See you there!
All my best
About the Book:
The author of Robinson Crusoe, Daniel Defoe, is generally credited with being one of the first novel writers in the English language. The book is surely an influential one-- spawning countless imitations, derivations, and (in our era) reality-based television shows.
It is billed, quite fairly, as an adventure story. However, it is a very different kind of adventure than the modern action-sequence laden book which readers today may expect. It is an adventure story, but one which centers primarily on mastery and morality.
The morality is placed centrally in the book when Crusoe rejects the advice of his father to accept the happiness of the middle class life to which he was born. Against the wishes of his family, he runs off to sea to find adventure. It is not until Crusoe literally recreates a primitive approximation of that middle class life for himself on his island that he is freed.
Crusoe is also a story about the ability of mankind to master his surroundings through hard work, patience, and Christianity. The combination of these three supports are what allow him to escape captivity in Africa, overcome the deadly obstacles on the island, and finally leave the island itself. His physical prowess and combat skills are significantly less important to his journey than the message of trust and persistance that the decades he spends on the island convey. While this message might need tempering for the modern reader, it is also inspirational and important to read.

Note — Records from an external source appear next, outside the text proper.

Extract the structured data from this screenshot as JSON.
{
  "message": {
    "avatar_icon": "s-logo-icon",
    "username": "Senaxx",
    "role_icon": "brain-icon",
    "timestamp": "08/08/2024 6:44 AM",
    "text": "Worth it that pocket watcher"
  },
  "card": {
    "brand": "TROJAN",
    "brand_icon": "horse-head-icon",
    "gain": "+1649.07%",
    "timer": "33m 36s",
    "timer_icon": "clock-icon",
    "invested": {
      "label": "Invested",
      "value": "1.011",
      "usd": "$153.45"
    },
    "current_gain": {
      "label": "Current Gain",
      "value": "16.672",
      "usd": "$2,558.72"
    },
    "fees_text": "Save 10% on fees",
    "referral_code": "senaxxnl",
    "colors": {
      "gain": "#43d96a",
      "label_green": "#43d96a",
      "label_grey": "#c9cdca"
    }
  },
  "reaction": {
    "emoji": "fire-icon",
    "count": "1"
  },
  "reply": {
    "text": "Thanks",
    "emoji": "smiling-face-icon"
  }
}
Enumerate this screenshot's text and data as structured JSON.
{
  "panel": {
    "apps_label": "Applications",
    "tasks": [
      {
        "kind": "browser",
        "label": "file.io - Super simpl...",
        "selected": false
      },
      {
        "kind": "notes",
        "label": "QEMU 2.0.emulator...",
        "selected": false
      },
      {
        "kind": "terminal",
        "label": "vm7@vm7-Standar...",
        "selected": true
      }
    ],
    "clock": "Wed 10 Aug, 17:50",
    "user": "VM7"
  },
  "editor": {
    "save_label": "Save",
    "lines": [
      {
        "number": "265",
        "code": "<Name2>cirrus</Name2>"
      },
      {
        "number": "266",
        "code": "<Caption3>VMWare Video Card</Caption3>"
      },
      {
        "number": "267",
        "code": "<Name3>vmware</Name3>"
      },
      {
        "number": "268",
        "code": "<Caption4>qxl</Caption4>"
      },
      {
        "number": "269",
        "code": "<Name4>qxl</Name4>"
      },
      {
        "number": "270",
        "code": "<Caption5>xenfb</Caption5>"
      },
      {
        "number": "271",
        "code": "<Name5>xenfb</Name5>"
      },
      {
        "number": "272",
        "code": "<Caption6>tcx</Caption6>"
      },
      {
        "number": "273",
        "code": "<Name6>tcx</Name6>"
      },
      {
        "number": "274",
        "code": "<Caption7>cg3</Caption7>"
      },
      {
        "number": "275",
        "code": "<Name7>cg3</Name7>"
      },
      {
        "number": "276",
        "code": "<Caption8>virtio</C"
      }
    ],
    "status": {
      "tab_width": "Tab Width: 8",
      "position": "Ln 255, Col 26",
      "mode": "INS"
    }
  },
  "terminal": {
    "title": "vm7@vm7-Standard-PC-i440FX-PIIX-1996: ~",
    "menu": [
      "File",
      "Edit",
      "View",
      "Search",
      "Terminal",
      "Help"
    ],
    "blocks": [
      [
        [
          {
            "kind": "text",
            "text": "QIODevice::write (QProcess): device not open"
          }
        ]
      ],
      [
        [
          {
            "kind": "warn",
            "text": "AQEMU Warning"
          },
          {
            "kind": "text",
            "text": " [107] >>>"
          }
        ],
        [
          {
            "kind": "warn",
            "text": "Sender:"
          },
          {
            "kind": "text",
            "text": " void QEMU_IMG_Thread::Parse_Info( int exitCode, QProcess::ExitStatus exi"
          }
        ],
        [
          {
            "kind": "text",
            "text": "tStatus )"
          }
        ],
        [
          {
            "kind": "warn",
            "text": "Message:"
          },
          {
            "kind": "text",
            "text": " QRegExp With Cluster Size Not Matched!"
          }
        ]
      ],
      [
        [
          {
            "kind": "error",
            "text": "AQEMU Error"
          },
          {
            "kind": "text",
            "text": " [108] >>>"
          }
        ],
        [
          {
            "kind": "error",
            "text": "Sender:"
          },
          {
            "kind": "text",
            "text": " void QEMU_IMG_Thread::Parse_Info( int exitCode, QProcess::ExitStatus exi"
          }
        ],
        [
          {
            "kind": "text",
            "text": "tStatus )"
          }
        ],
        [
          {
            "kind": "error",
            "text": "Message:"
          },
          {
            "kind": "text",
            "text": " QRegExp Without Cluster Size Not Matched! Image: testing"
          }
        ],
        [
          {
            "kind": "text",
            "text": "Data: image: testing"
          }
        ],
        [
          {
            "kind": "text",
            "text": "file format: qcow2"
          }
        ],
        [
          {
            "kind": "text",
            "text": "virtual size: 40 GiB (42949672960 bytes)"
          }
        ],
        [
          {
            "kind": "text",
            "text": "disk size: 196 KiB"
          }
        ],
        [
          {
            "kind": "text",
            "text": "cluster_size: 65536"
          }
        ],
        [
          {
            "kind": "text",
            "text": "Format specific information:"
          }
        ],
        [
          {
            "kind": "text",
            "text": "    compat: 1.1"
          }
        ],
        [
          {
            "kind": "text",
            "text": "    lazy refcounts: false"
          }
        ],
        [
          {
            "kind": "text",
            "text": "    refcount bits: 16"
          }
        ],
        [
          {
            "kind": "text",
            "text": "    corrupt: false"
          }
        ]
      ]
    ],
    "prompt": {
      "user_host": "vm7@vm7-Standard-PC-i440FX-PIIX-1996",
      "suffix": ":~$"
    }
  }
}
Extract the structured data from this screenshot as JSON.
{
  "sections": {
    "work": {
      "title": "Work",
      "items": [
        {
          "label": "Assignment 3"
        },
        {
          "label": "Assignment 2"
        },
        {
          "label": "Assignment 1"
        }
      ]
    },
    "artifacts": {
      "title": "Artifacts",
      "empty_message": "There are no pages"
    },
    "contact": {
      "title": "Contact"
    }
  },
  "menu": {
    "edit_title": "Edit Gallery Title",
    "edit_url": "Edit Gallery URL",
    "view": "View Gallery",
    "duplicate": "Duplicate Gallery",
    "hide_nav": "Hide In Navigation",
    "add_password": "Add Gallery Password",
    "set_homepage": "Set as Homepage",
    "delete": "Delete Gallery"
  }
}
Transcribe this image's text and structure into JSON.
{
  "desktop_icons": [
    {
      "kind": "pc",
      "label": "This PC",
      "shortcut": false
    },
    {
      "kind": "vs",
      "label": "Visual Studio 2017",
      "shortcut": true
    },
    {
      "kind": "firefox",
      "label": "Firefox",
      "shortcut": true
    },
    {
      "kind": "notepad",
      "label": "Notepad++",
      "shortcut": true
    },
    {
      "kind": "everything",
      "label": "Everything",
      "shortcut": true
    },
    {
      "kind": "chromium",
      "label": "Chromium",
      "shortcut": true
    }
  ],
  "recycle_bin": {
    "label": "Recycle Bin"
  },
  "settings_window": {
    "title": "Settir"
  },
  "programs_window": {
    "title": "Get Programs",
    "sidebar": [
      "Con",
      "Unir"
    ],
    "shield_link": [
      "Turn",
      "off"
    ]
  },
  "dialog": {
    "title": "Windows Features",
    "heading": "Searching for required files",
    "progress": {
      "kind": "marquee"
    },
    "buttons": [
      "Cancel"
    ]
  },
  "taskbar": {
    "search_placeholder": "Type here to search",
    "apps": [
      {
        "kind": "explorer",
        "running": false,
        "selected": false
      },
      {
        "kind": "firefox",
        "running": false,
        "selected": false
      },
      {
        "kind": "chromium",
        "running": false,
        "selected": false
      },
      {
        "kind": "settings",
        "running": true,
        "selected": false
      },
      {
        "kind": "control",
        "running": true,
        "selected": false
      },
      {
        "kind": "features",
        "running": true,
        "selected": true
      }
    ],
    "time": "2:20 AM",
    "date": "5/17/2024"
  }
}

If the potential reader is not used to the diction of the time, the book itself may take some patience and persistance. It pays off, in the end, and should be an excellent book for the young teenager (or the not-so-young grown-up) interested in stories of adventure. The child who reads and enjoys My Side of the Mountain by Jean Craighead George would probably be a good potential audience for Robinson Crusoe. For a good life-at-sea duo, you might consider pairing it with Two Years Before the Mast by Richard Henry Dana.